▶ [WORK ORDER] Report how many lines below contain the word "square", and give only that number.

(Collected data)
Content starts
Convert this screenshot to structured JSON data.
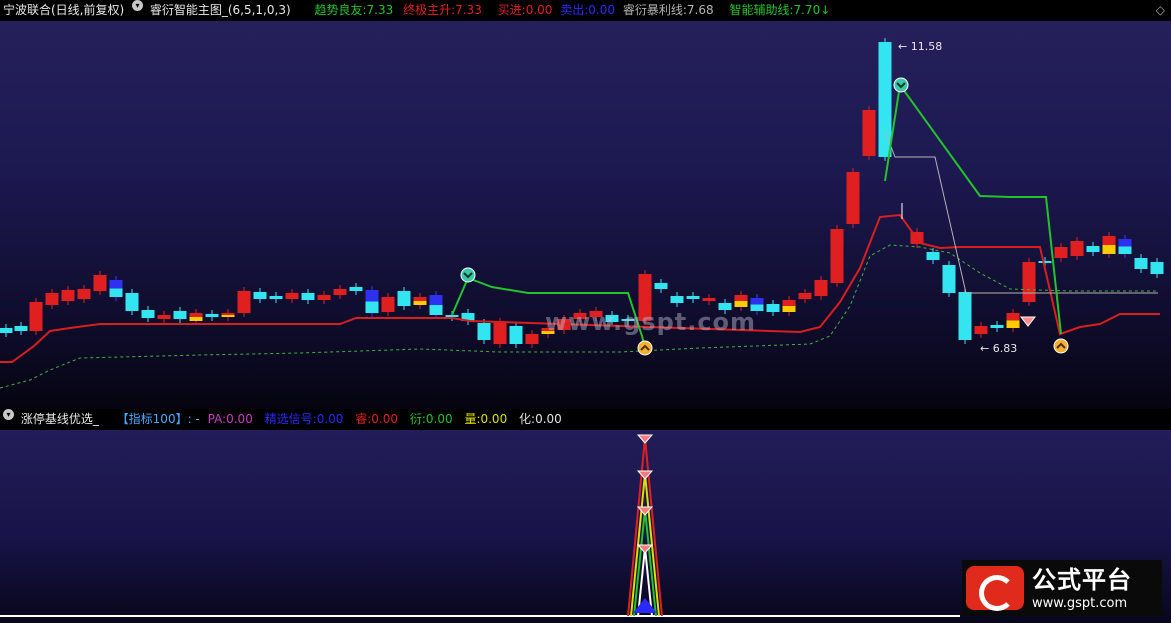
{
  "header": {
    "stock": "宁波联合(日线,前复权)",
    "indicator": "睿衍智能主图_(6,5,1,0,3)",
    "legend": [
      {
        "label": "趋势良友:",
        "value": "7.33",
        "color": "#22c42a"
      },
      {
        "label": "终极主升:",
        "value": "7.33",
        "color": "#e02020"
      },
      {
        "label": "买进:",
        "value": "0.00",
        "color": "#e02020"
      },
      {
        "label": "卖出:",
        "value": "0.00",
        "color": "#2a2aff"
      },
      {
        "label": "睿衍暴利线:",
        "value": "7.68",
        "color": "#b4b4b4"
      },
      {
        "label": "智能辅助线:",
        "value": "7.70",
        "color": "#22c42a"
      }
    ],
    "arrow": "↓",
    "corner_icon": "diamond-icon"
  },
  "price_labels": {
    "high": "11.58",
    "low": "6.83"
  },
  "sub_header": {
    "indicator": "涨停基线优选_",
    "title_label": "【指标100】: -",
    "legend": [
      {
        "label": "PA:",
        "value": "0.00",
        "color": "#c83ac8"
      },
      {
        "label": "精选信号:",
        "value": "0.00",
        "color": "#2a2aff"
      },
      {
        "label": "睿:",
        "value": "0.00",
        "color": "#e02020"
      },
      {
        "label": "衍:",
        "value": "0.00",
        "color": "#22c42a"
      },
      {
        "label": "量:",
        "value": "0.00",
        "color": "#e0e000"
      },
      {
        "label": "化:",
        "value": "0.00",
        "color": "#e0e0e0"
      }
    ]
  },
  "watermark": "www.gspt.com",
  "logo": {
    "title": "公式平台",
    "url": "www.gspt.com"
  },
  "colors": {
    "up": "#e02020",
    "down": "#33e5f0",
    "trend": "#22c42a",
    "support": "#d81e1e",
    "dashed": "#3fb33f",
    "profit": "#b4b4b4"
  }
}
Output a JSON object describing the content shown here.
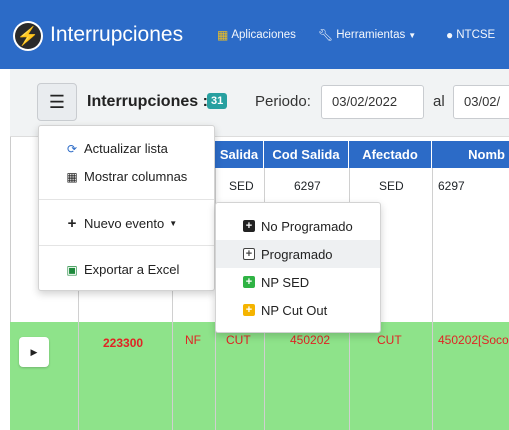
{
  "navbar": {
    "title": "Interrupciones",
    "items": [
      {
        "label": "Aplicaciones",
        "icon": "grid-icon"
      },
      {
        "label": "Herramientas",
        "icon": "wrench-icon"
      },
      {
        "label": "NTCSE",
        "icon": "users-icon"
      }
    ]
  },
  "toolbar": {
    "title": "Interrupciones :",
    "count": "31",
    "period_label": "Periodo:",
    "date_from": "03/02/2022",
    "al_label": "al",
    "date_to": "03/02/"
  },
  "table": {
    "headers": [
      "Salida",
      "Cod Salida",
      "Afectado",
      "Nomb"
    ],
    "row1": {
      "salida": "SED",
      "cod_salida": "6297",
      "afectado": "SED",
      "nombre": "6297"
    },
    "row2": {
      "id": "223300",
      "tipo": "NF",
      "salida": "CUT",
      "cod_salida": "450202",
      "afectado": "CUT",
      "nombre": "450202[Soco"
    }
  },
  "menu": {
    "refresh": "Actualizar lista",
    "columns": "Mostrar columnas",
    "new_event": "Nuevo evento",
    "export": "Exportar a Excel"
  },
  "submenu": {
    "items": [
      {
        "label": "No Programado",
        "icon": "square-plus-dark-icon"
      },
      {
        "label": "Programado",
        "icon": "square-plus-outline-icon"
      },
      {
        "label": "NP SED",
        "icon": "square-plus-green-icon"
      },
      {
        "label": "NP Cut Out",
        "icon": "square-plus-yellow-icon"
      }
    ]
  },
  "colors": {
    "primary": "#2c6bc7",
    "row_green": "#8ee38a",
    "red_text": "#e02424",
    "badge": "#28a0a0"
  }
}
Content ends
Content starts
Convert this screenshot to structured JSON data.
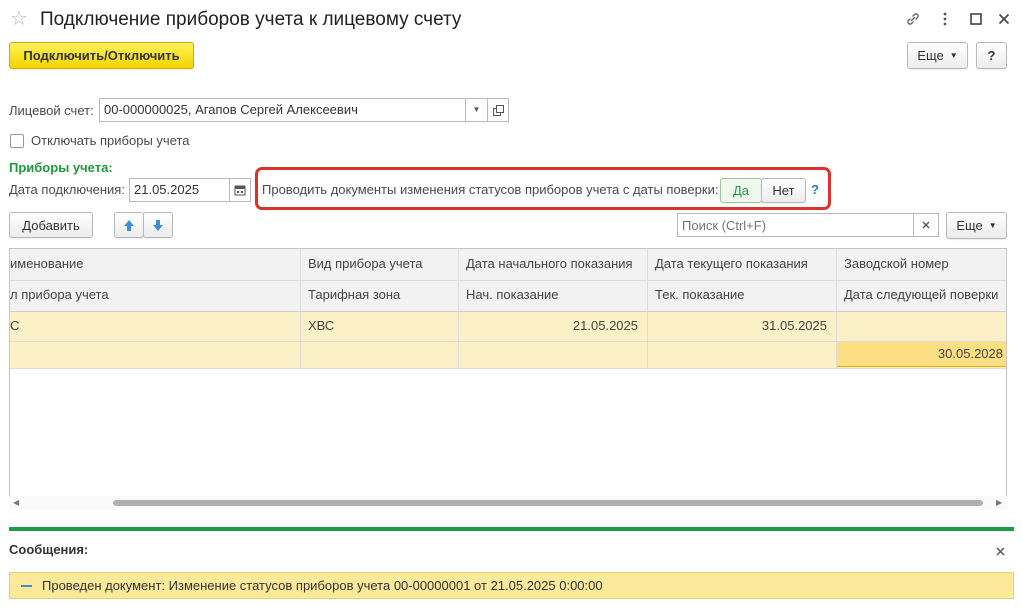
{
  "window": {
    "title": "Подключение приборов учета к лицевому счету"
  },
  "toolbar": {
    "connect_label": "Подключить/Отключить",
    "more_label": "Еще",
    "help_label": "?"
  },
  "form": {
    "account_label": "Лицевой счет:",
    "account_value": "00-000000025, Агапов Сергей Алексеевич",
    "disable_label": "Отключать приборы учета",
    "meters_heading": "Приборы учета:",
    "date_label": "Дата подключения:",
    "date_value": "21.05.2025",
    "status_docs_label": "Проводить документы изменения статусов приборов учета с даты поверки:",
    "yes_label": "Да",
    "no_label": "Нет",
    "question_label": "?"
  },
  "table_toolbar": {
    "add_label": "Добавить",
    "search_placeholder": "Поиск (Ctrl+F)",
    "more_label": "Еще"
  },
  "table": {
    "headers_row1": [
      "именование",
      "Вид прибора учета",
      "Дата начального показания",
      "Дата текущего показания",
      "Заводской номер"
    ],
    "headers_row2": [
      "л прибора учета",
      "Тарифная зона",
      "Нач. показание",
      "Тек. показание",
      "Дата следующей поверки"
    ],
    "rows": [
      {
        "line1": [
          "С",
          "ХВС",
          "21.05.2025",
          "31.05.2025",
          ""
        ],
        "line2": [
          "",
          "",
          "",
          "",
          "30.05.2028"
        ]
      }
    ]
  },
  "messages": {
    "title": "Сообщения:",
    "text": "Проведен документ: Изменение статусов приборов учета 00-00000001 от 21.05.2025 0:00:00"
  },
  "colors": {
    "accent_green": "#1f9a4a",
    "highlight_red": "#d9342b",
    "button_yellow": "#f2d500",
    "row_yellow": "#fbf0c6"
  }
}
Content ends
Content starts
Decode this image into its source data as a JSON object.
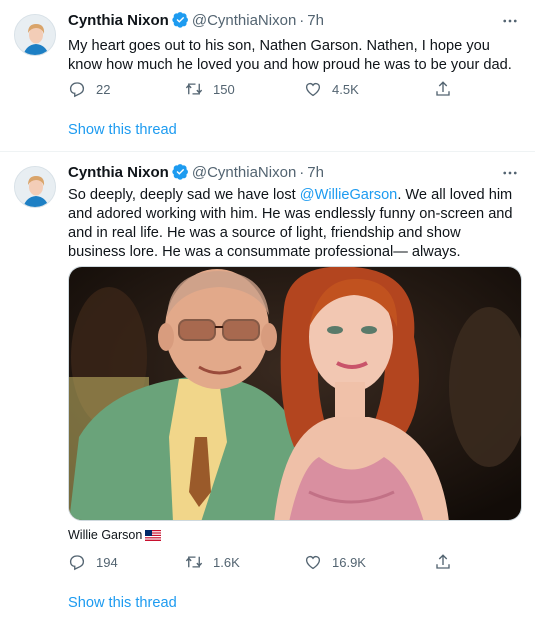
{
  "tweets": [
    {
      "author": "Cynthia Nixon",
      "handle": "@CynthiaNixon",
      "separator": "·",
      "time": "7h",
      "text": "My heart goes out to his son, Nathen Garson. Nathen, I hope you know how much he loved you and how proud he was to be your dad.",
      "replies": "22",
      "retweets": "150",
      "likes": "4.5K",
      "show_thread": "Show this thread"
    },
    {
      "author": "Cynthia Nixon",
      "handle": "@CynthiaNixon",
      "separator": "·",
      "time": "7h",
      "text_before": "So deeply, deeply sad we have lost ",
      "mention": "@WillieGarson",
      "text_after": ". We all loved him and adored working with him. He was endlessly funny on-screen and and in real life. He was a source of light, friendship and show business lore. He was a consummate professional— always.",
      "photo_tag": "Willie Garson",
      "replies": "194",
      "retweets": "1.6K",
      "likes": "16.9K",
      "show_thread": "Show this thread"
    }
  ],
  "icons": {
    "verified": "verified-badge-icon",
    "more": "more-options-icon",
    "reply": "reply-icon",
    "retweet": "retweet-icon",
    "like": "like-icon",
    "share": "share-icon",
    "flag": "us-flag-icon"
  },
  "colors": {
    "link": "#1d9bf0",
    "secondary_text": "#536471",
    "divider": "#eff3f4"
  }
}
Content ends
▶ [SOLUTION BELOW] 4